|Classification internationale||C09D163/00, C09D163/10|
|Classification coopérative||C09D163/00, C09D163/10|
|Classification européenne||C09D163/00, C09D163/10|
|18 juil. 1997||AS||Assignment|
Owner name: GLIDDEN COMPANY, THE, OHIO
Free format text: ASSIGNMENT OF ASSIGNORS INTEREST;ASSIGNOR:DEGRAAF, HENRY J.;REEL/FRAME:008686/0426
Effective date: 19970708
|20 févr. 2003||FPAY||Fee payment|
Year of fee payment: 4
|14 mars 2007||REMI||Maintenance fee reminder mailed|
|24 août 2007||LAPS||Lapse for failure to pay maintenance fees|
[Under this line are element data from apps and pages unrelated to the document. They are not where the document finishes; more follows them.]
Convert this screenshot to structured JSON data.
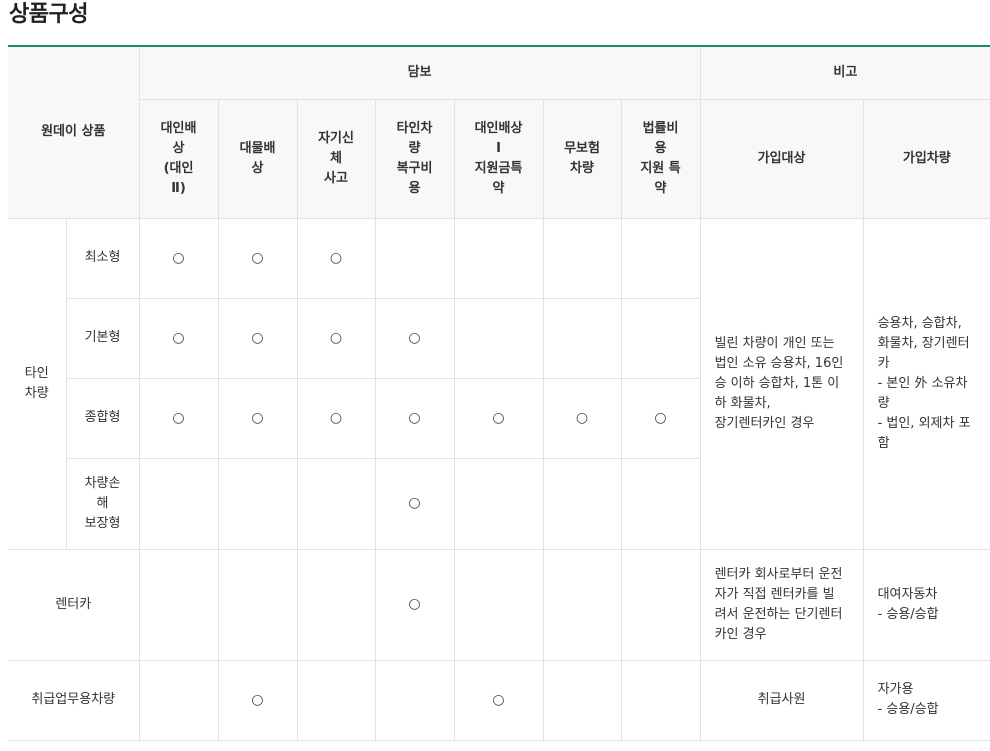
{
  "page": {
    "title": "상품구성"
  },
  "header": {
    "product_col": "원데이 상품",
    "coverage_group": "담보",
    "remarks_group": "비고",
    "coverage_items": [
      "대인배\n상\n(대인\nⅡ)",
      "대물배\n상",
      "자기신\n체\n사고",
      "타인차\n량\n복구비\n용",
      "대인배상\nⅠ\n지원금특\n약",
      "무보험\n차량",
      "법률비\n용\n지원 특\n약"
    ],
    "remark_items": [
      "가입대상",
      "가입차량"
    ]
  },
  "mark_symbol": "○",
  "groups": {
    "other_car": "타인\n차량"
  },
  "rows": {
    "minimum": {
      "label": "최소형"
    },
    "basic": {
      "label": "기본형"
    },
    "comprehensive": {
      "label": "종합형"
    },
    "damage": {
      "label": "차량손\n해\n보장형"
    },
    "rental": {
      "label": "렌터카",
      "target": "렌터카 회사로부터 운전\n자가 직접 렌터카를 빌\n려서 운전하는 단기렌터\n카인 경우",
      "vehicle": "대여자동차\n- 승용/승합"
    },
    "business": {
      "label": "취급업무용차량",
      "target": "취급사원",
      "vehicle": "자가용\n- 승용/승합"
    }
  },
  "other_car_remarks": {
    "target": "빌린 차량이 개인 또는\n법인 소유 승용차, 16인\n승 이하 승합차, 1톤 이\n하 화물차,\n장기렌터카인 경우",
    "vehicle": "승용차, 승합차,\n화물차, 장기렌터\n카\n- 본인 外 소유차\n량\n- 법인, 외제차 포\n함"
  }
}
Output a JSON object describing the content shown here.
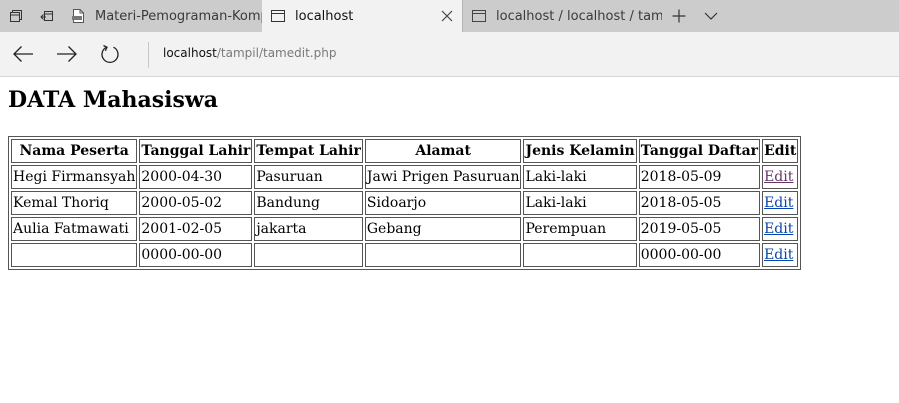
{
  "browser": {
    "tabs": [
      {
        "label": "Materi-Pemograman-Komp",
        "icon": "pdf-icon",
        "active": false
      },
      {
        "label": "localhost",
        "icon": "page-icon",
        "active": true
      },
      {
        "label": "localhost / localhost / tamp",
        "icon": "page-icon",
        "active": false
      }
    ],
    "address": {
      "host": "localhost",
      "path": "/tampil/tamedit.php"
    }
  },
  "page": {
    "title": "DATA Mahasiswa",
    "table": {
      "headers": [
        "Nama Peserta",
        "Tanggal Lahir",
        "Tempat Lahir",
        "Alamat",
        "Jenis Kelamin",
        "Tanggal Daftar",
        "Edit"
      ],
      "rows": [
        {
          "nama": "Hegi Firmansyah",
          "tgl_lahir": "2000-04-30",
          "tempat": "Pasuruan",
          "alamat": "Jawi Prigen Pasuruan",
          "jk": "Laki-laki",
          "tgl_daftar": "2018-05-09",
          "edit": "Edit"
        },
        {
          "nama": "Kemal Thoriq",
          "tgl_lahir": "2000-05-02",
          "tempat": "Bandung",
          "alamat": "Sidoarjo",
          "jk": "Laki-laki",
          "tgl_daftar": "2018-05-05",
          "edit": "Edit"
        },
        {
          "nama": "Aulia Fatmawati",
          "tgl_lahir": "2001-02-05",
          "tempat": "jakarta",
          "alamat": "Gebang",
          "jk": "Perempuan",
          "tgl_daftar": "2019-05-05",
          "edit": "Edit"
        },
        {
          "nama": "",
          "tgl_lahir": "0000-00-00",
          "tempat": "",
          "alamat": "",
          "jk": "",
          "tgl_daftar": "0000-00-00",
          "edit": "Edit"
        }
      ]
    }
  },
  "colors": {
    "link": "#0645ad",
    "visited_link": "#663366",
    "tabstrip_bg": "#cccccc",
    "active_tab_bg": "#f2f2f2"
  }
}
|16 oct. 2007||FP||Expired due to failure to pay maintenance fee|
Effective date: 20070824